*Exercise details:*
The word "hair" occurs in some lines of the data. Return each such line.

Data to use START

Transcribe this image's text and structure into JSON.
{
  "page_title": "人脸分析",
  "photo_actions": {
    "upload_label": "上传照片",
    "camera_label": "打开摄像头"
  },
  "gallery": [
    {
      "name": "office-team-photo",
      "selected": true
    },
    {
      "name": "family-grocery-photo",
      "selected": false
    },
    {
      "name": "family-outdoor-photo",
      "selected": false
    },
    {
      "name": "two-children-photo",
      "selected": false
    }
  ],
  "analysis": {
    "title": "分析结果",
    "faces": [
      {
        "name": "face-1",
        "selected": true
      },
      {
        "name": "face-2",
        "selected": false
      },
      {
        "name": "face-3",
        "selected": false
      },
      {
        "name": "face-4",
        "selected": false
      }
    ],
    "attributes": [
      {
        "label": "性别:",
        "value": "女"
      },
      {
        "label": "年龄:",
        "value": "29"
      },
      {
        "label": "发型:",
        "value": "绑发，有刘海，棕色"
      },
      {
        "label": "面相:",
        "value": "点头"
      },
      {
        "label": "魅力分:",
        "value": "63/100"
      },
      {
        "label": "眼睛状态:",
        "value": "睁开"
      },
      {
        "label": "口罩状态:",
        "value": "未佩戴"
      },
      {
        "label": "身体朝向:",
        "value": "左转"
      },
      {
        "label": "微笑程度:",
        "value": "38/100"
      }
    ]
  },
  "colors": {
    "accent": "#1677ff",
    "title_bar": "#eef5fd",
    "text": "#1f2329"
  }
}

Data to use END
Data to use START

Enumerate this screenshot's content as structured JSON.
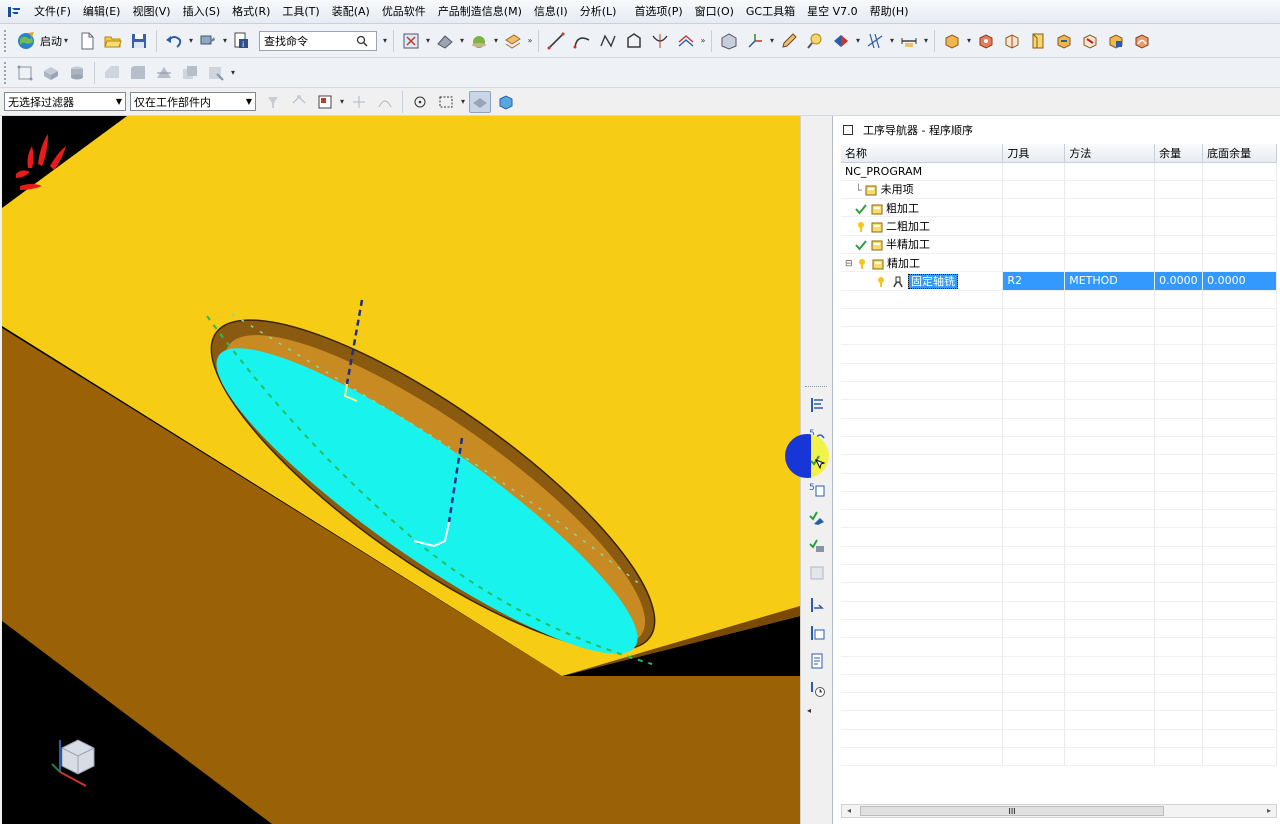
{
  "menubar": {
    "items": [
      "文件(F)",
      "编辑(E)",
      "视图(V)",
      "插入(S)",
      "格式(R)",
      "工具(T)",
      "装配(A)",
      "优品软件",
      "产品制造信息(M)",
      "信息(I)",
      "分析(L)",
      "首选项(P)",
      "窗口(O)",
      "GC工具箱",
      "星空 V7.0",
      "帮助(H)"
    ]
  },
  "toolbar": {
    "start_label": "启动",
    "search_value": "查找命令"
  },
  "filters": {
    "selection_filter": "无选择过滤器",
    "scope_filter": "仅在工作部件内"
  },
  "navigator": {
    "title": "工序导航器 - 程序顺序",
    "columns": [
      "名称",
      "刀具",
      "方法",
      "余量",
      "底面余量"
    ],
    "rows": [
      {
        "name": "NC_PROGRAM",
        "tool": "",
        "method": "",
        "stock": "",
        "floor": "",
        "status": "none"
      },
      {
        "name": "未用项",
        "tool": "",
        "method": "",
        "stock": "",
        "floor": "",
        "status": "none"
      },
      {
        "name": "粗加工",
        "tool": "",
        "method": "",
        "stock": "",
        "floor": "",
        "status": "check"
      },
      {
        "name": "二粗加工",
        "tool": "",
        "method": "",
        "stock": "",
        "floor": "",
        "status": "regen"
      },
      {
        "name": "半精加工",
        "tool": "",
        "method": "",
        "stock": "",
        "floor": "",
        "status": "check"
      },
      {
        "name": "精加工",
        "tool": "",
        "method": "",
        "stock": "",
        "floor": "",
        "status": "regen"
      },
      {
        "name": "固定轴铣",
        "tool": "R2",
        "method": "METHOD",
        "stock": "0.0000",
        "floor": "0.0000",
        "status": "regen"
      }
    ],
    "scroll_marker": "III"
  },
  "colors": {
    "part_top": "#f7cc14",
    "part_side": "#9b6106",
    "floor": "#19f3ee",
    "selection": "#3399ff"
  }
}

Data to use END
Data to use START

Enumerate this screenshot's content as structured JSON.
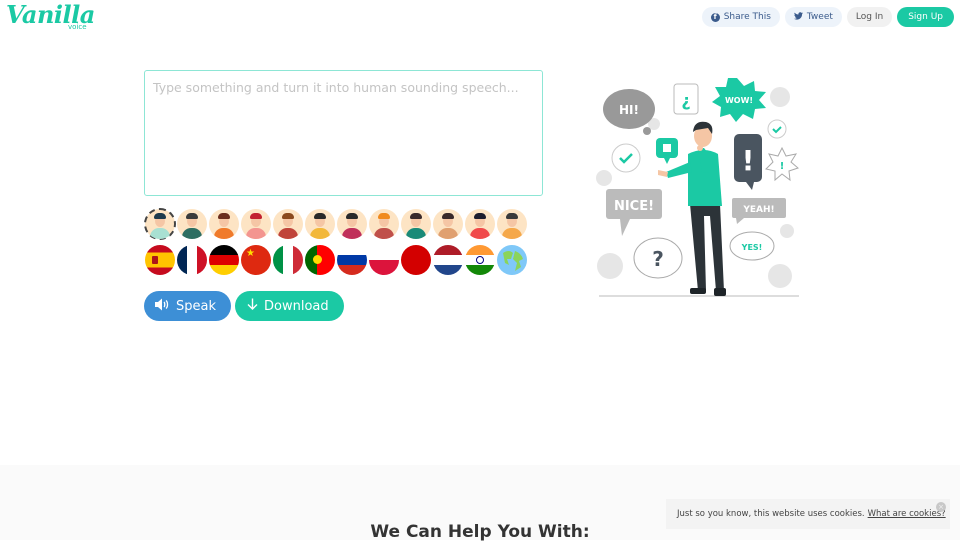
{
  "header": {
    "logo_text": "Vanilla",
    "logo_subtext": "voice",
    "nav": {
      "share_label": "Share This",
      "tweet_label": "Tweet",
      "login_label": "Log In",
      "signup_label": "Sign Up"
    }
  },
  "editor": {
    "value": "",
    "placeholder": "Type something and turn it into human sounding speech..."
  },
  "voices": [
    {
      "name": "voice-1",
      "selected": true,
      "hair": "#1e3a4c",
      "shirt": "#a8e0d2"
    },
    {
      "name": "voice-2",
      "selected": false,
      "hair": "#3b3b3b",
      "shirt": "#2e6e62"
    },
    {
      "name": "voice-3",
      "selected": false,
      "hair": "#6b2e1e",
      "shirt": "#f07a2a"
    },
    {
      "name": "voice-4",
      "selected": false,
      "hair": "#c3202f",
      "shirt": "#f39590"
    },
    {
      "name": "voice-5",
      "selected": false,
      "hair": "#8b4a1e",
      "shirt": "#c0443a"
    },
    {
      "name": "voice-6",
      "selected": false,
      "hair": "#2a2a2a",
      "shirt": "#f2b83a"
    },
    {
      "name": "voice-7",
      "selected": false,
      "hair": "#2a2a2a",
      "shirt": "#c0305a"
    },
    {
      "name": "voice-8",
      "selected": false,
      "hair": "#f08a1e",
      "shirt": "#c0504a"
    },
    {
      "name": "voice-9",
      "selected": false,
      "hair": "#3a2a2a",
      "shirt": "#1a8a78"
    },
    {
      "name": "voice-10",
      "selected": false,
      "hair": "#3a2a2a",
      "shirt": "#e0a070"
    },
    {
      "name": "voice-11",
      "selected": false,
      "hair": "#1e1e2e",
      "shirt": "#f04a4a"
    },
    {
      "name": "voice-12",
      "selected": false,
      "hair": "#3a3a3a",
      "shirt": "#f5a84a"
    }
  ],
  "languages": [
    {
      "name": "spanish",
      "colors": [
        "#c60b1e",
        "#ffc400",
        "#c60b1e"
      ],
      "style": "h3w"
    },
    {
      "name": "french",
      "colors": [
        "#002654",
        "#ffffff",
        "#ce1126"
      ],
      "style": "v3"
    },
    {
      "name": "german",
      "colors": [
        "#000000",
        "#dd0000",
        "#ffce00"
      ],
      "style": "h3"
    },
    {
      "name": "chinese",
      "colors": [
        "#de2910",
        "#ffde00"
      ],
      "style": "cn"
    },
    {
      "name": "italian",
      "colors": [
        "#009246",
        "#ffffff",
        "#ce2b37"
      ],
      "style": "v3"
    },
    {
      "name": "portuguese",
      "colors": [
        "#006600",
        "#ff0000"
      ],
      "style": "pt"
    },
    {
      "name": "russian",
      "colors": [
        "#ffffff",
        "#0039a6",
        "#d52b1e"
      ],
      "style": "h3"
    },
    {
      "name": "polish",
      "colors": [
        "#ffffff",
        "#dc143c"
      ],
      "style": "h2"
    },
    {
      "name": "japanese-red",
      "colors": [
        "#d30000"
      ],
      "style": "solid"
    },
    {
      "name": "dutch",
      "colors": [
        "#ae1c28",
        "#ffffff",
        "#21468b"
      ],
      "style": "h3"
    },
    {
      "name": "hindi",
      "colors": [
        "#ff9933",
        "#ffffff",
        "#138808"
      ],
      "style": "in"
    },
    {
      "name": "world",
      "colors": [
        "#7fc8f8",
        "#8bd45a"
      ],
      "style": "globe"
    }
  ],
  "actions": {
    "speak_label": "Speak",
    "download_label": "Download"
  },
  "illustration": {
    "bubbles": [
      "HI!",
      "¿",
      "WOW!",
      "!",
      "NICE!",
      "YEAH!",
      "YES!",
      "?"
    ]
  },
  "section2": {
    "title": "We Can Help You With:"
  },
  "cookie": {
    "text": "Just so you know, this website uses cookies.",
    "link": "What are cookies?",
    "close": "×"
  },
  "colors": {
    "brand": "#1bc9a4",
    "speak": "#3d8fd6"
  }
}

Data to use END

*Response to this task:*
      "hair": "#1e3a4c",
      "hair": "#3b3b3b",
      "hair": "#6b2e1e",
      "hair": "#c3202f",
      "hair": "#8b4a1e",
      "hair": "#2a2a2a",
      "hair": "#2a2a2a",
      "hair": "#f08a1e",
      "hair": "#3a2a2a",
      "hair": "#3a2a2a",
      "hair": "#1e1e2e",
      "hair": "#3a3a3a",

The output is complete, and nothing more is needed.